We can count the nutrients going IN. But this will not tell us what nutrients are being swapped, changed, and synthesized inside the body.
Forget Counting. Instead Boost Assimilation.
Instead of counting calories and carbs, it is more important to boost assimilation and build strong metabolism by eating more of the right kinds of nutrient-dense foods, and exercising intelligently. The quality of your food REALLY matters. So when you eat good food, your total body health improves all by itself.
Best ways to maximize your nutrient absorption:
- Chew your food very well. This is #1. Studies show that life expectancy and digestive health are directly linked to how many times you chew your food! Food must be reduced to a single molecule to be absorbed. Chewing it well mixes your food with digestive enzymes and vastly improves assimilation.
- Eat quality food, produced and prepared with love, in small to moderate quantities.
- Eat mostly lightly cooked warm food, and some raw food from young plants.
- Eat a balanced diet.
- Exercise, move a lot, and live a healthy lifestyle for your body.
- Avoid toxins and emotional stress.
- It’s better to spend more money on quality food and eat less, rather than eating larger quantities of poor quality food.
Thanks for reading. Please share your comments below.

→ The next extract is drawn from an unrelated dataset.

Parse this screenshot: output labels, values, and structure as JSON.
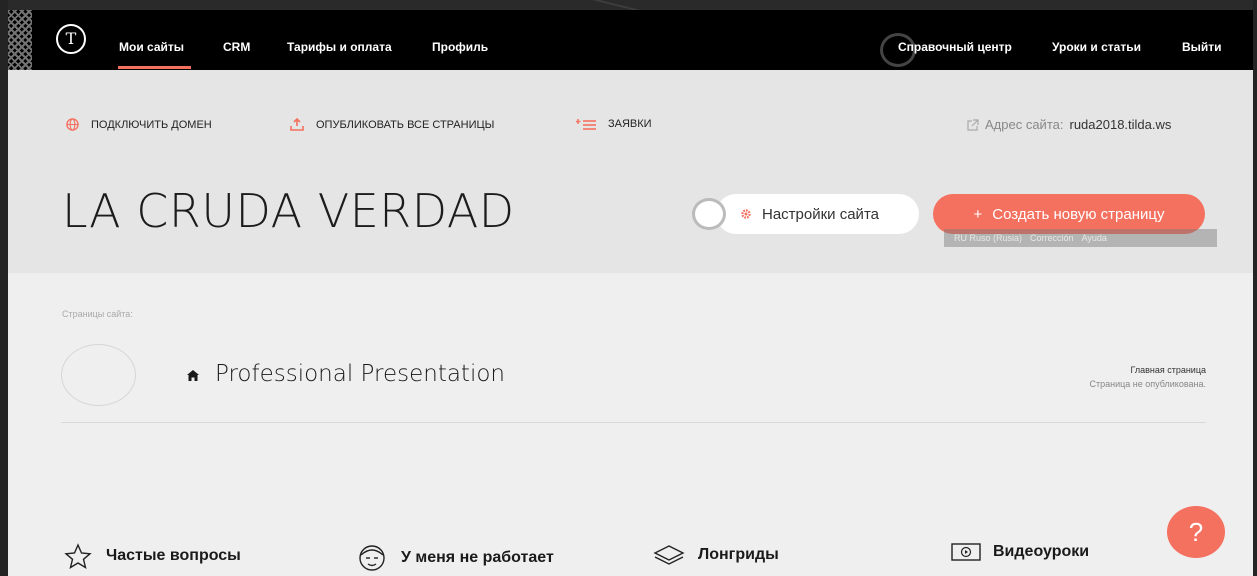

“A fool eats perfect food, and transforms it into crap. A wise person eats what is offered, and transforms it into harmony and wisdom.” – Jane Barthelemy
Social Adaptation to Food Stress: A Prehistoric Southwestern Example, by Paul E. Minnis
Enzyme Nutrition by Edward Powell
Advanced Human Nutrition, By Denis M Medeiros
Intestinal Failure: Diagnosis, Management and Transplantation, edited by Alan N. Langnas